[[ DATA SECTION, beginning ]]
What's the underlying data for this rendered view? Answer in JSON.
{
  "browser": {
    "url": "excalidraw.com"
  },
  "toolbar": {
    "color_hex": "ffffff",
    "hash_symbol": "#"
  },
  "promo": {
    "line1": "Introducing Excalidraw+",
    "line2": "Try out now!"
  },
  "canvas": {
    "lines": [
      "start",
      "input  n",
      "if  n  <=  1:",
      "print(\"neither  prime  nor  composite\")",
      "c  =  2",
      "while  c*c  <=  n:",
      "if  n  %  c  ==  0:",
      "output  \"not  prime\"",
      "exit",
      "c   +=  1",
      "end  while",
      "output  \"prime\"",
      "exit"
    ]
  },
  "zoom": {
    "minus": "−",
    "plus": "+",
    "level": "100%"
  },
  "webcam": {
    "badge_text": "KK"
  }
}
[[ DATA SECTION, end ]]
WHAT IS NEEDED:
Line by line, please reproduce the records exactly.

OUTPUT BELOW:
What's the underlying data for this rendered view? Answer in JSON.
{
  "browser": {
    "url": "excalidraw.com"
  },
  "toolbar": {
    "color_hex": "ffffff",
    "hash_symbol": "#"
  },
  "promo": {
    "line1": "Introducing Excalidraw+",
    "line2": "Try out now!"
  },
  "canvas": {
    "lines": [
      "start",
      "input  n",
      "if  n  <=  1:",
      "print(\"neither  prime  nor  composite\")",
      "c  =  2",
      "while  c*c  <=  n:",
      "if  n  %  c  ==  0:",
      "output  \"not  prime\"",
      "exit",
      "c   +=  1",
      "end  while",
      "output  \"prime\"",
      "exit"
    ]
  },
  "zoom": {
    "minus": "−",
    "plus": "+",
    "level": "100%"
  },
  "webcam": {
    "badge_text": "KK"
  }
}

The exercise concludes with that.